WORK TO COMPLETE: Return every record exactly. Omit nothing.

THE DATA:
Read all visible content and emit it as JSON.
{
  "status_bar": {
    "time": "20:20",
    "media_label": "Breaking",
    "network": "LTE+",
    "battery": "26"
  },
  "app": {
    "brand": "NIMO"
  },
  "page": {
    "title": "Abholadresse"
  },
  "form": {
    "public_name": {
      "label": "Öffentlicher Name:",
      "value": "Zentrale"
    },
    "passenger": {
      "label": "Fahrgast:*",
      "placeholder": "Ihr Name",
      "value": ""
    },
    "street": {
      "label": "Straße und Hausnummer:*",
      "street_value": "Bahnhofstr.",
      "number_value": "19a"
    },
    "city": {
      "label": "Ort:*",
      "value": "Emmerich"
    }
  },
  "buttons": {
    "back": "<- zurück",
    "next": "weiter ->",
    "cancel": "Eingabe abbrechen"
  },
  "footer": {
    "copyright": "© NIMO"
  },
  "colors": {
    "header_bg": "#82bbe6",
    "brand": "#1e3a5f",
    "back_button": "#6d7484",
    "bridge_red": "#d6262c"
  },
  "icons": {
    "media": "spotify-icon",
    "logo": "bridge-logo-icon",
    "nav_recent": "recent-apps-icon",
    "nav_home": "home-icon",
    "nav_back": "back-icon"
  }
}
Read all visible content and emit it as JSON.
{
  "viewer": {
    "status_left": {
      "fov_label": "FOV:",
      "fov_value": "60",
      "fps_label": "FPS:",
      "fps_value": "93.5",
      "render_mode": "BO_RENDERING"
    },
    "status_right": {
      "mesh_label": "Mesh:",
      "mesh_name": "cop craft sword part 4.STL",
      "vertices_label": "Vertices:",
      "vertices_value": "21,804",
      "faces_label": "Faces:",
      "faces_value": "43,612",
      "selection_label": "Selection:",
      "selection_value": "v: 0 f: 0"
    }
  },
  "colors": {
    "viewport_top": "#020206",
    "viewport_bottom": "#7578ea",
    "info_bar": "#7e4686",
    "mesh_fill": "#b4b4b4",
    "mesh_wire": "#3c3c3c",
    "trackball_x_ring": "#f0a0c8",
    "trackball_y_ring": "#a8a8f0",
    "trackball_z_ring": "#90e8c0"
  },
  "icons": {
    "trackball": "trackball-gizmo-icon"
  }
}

OUTPUT:
Read all visible content and emit it as JSON.
{
  "status_bar": {
    "time": "20:20",
    "media_label": "Breaking",
    "network": "LTE+",
    "battery": "26"
  },
  "app": {
    "brand": "NIMO"
  },
  "page": {
    "title": "Abholadresse"
  },
  "form": {
    "public_name": {
      "label": "Öffentlicher Name:",
      "value": "Zentrale"
    },
    "passenger": {
      "label": "Fahrgast:*",
      "placeholder": "Ihr Name",
      "value": ""
    },
    "street": {
      "label": "Straße und Hausnummer:*",
      "street_value": "Bahnhofstr.",
      "number_value": "19a"
    },
    "city": {
      "label": "Ort:*",
      "value": "Emmerich"
    }
  },
  "buttons": {
    "back": "<- zurück",
    "next": "weiter ->",
    "cancel": "Eingabe abbrechen"
  },
  "footer": {
    "copyright": "© NIMO"
  },
  "colors": {
    "header_bg": "#82bbe6",
    "brand": "#1e3a5f",
    "back_button": "#6d7484",
    "bridge_red": "#d6262c"
  },
  "icons": {
    "media": "spotify-icon",
    "logo": "bridge-logo-icon",
    "nav_recent": "recent-apps-icon",
    "nav_home": "home-icon",
    "nav_back": "back-icon"
  }
}
Read all visible content and emit it as JSON.
{
  "viewer": {
    "status_left": {
      "fov_label": "FOV:",
      "fov_value": "60",
      "fps_label": "FPS:",
      "fps_value": "93.5",
      "render_mode": "BO_RENDERING"
    },
    "status_right": {
      "mesh_label": "Mesh:",
      "mesh_name": "cop craft sword part 4.STL",
      "vertices_label": "Vertices:",
      "vertices_value": "21,804",
      "faces_label": "Faces:",
      "faces_value": "43,612",
      "selection_label": "Selection:",
      "selection_value": "v: 0 f: 0"
    }
  },
  "colors": {
    "viewport_top": "#020206",
    "viewport_bottom": "#7578ea",
    "info_bar": "#7e4686",
    "mesh_fill": "#b4b4b4",
    "mesh_wire": "#3c3c3c",
    "trackball_x_ring": "#f0a0c8",
    "trackball_y_ring": "#a8a8f0",
    "trackball_z_ring": "#90e8c0"
  },
  "icons": {
    "trackball": "trackball-gizmo-icon"
  }
}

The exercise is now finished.